The lawsuit, led by California, was filed in Federal District Court in San Francisco and aims to block the emergency declaration and construction of the wall.
"President Trump is manufacturing a crisis and declaring a made-up 'national emergency' in order to seize power and undermine the Constitution," California Governor Gavin Newsom said in a statement.
"This 'emergency' is a national disgrace. Rather than focusing on fighting the real vulnerabilities facing Americans, the President is using the powers of America’s highest office to fan the flames of nativism and xenophobia. Our message to the White House is clear: California will not be part of this political theater. We will see you in court."
Last Friday, Trump declared a national emergency over the southern border, and the Trump administration identified more than $8 billion in funding that could be used to build the border wall, the bulk of which -- $6.1 billion -- would come from funds previously allocated to the Pentagon.
Democrats have warned that no emergency exists on the U.S.'s southern border, and by his declaration, the president is setting a dangerous precedent for future commanders-in-chief. Several Republicans had also cautioned Trump against taking the action.
The president's action is also certain to spur legal challenges from Democrats in Congress.
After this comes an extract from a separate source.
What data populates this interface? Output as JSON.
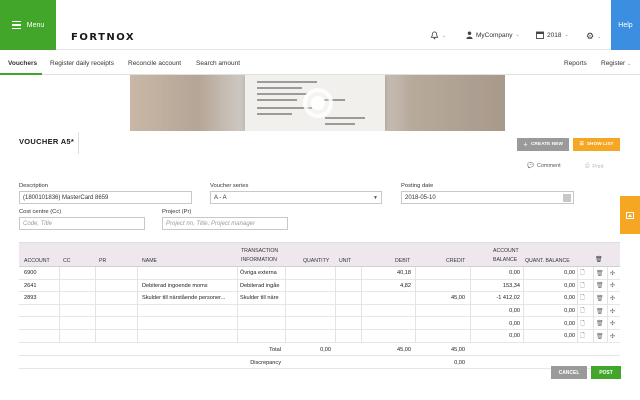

Article One of the Constitution mandates that "no money" shall be taken from the Treasury without congressional approval.
Trump had earlier acknowledged that he is likely to face a lawsuit but said he expects to be "successful" in court.
The lawsuit argues that the declaration of such a national emergency is unconstitutional due to Article One's provision that it is Congress which controls the country's spending.
The lawsuit was filed by California State Attorney General Xavier Becerra along with the attorneys general of Colorado, Connecticut, Delaware, Hawaii, Illinois, Maine, Maryland, Michigan, Minnesota, Nevada, New Jersey, New Mexico, New York, Oregon and Virginia.
By Umar Farooq in Washington, D.C.